**WHAT YOU WILL DO:** Which lines in the data below contain the string "guarantee"? Show each one.

**INPUT MATERIAL:**
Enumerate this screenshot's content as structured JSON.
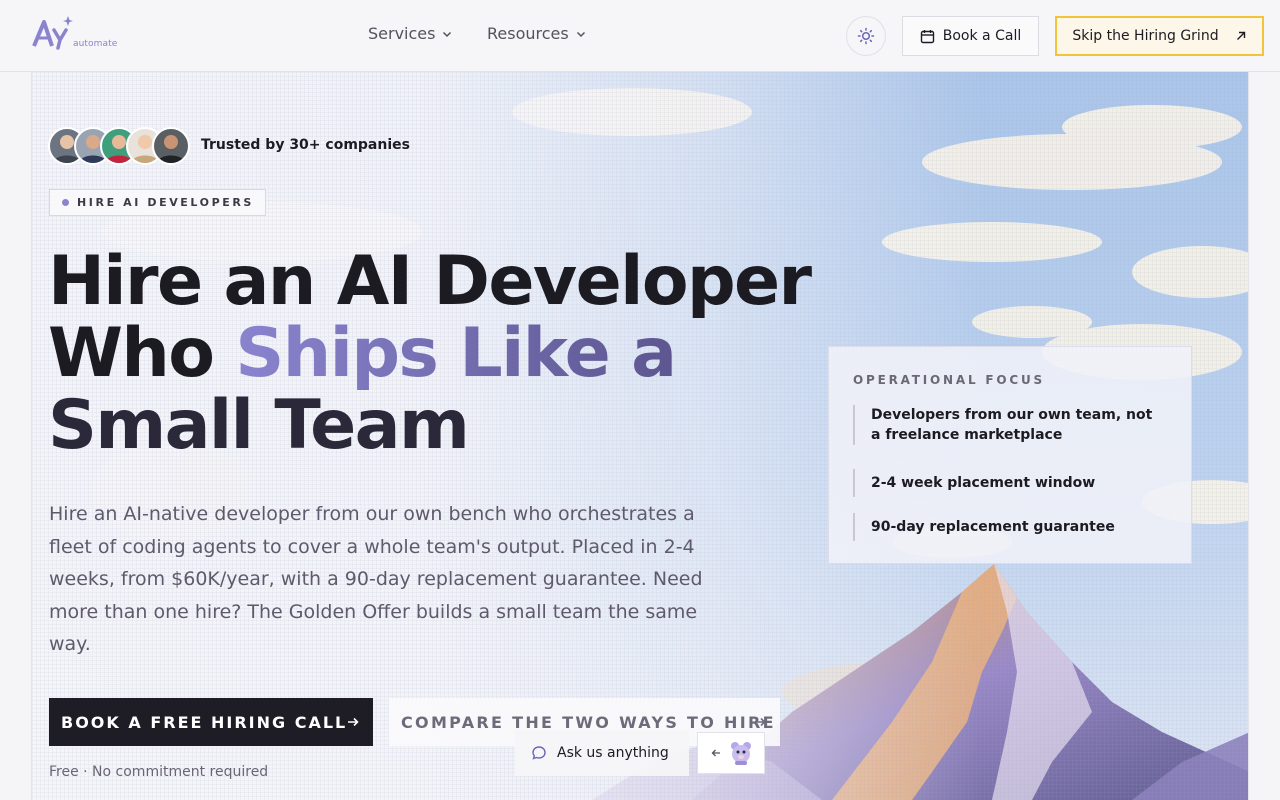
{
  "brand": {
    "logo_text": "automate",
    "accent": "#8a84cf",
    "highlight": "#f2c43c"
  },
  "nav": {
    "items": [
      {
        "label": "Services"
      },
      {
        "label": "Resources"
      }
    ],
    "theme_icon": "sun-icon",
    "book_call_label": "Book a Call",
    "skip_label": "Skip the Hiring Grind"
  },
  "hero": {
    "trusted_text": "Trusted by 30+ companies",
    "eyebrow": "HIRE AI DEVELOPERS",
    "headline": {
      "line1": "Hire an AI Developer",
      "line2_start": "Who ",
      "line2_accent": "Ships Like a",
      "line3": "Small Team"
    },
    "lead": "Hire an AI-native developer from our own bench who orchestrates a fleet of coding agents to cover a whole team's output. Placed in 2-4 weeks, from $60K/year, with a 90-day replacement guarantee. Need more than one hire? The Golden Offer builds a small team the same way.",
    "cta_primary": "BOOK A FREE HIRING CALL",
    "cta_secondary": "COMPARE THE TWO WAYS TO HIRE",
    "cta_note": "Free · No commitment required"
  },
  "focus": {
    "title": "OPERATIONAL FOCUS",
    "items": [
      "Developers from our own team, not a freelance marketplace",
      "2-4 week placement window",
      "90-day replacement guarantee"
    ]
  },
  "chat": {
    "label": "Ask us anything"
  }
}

**EXPECTED ANSWER:**
    "lead": "Hire an AI-native developer from our own bench who orchestrates a fleet of coding agents to cover a whole team's output. Placed in 2-4 weeks, from $60K/year, with a 90-day replacement guarantee. Need more than one hire? The Golden Offer builds a small team the same way.",
      "90-day replacement guarantee"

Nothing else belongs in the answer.